Start of DATA PROVIDED
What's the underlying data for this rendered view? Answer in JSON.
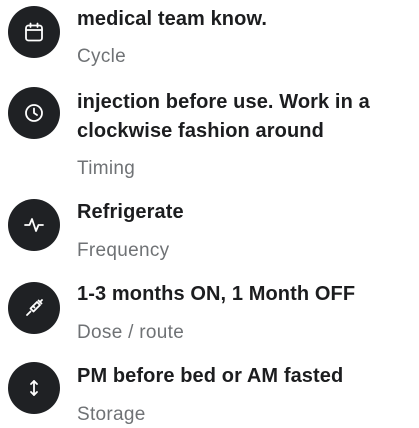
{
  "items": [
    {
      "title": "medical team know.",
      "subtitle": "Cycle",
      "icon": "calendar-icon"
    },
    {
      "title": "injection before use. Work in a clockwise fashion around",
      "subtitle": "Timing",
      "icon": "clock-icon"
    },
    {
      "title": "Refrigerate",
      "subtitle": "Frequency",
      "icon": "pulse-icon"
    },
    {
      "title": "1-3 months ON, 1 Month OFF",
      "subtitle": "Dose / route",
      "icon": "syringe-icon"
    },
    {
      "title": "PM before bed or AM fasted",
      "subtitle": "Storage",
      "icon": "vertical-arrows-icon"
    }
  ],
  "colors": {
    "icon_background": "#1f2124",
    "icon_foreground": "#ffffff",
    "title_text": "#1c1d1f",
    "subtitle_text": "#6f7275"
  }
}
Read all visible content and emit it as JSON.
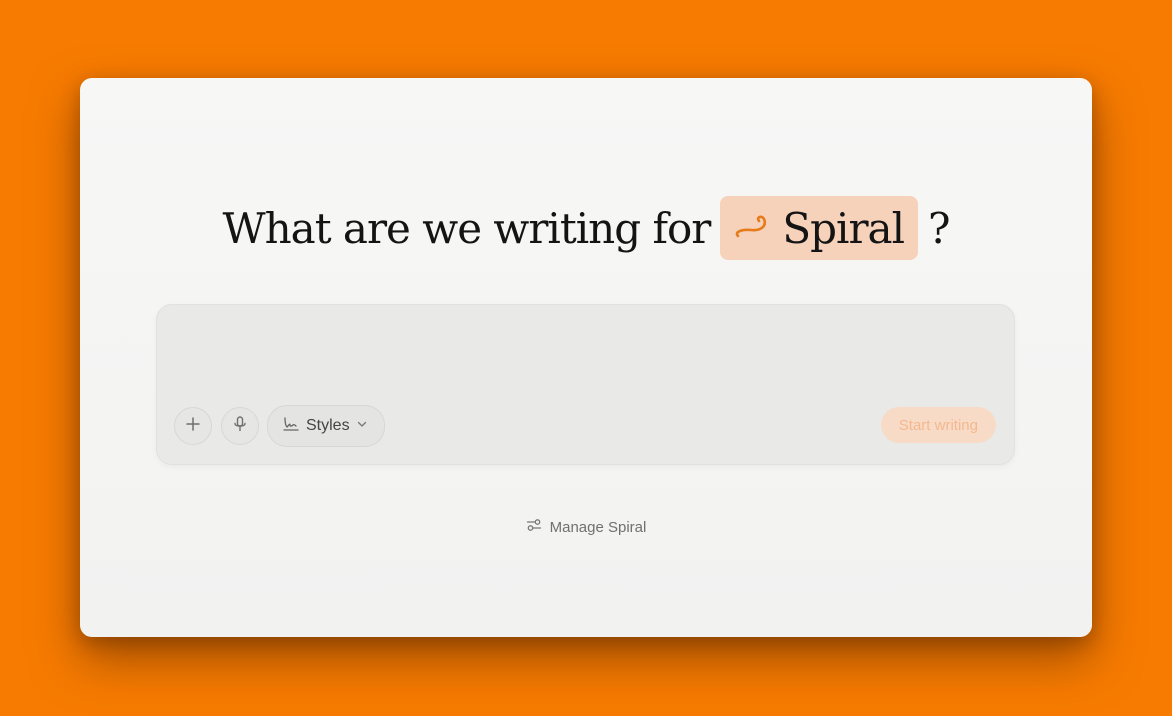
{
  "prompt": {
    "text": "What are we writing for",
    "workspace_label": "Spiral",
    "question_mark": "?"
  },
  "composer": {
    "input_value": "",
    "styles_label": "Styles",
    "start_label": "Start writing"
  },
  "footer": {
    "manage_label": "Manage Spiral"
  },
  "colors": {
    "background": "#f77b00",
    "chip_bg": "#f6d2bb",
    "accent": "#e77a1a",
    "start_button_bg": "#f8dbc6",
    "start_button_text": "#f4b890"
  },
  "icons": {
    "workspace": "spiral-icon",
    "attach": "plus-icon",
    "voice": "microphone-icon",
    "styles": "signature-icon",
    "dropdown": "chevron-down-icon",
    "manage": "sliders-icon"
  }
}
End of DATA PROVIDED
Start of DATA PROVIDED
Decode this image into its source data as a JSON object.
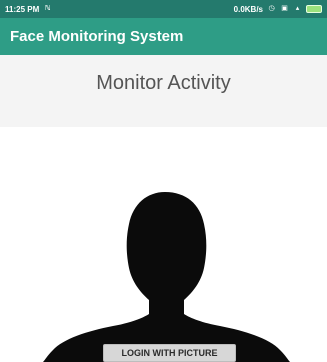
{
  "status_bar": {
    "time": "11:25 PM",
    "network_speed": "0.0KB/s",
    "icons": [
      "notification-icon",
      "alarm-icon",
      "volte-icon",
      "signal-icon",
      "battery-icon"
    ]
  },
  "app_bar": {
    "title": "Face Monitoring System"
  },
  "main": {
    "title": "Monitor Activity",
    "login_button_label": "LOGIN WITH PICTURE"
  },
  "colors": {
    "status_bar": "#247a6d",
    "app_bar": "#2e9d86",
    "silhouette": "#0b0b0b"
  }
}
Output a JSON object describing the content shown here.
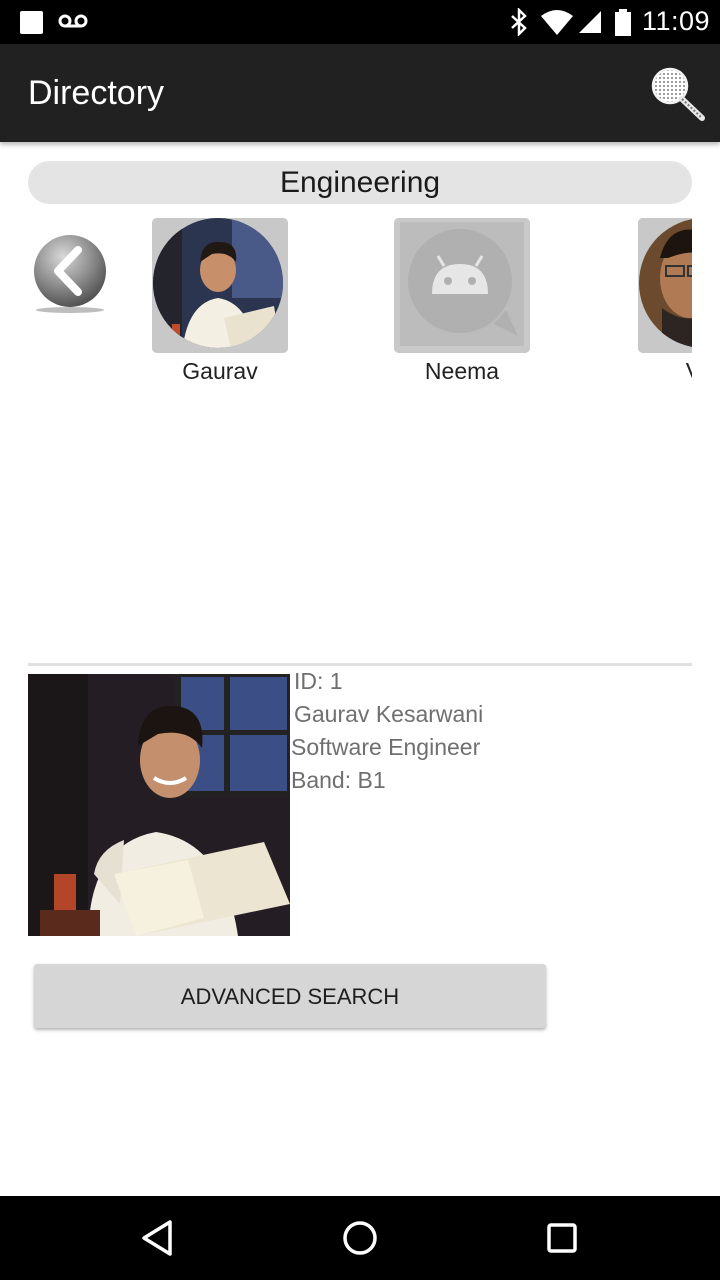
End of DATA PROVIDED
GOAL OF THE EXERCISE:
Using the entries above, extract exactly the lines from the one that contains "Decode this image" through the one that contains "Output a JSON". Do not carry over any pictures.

REPLY TO THE EXERCISE:
Decode this image into its source data as a JSON object.
{
  "status_bar": {
    "time": "11:25 PM",
    "network_speed": "0.0KB/s",
    "icons": [
      "notification-icon",
      "alarm-icon",
      "volte-icon",
      "signal-icon",
      "battery-icon"
    ]
  },
  "app_bar": {
    "title": "Face Monitoring System"
  },
  "main": {
    "title": "Monitor Activity",
    "login_button_label": "LOGIN WITH PICTURE"
  },
  "colors": {
    "status_bar": "#247a6d",
    "app_bar": "#2e9d86",
    "silhouette": "#0b0b0b"
  }
}
Output a JSON object describing the content shown here.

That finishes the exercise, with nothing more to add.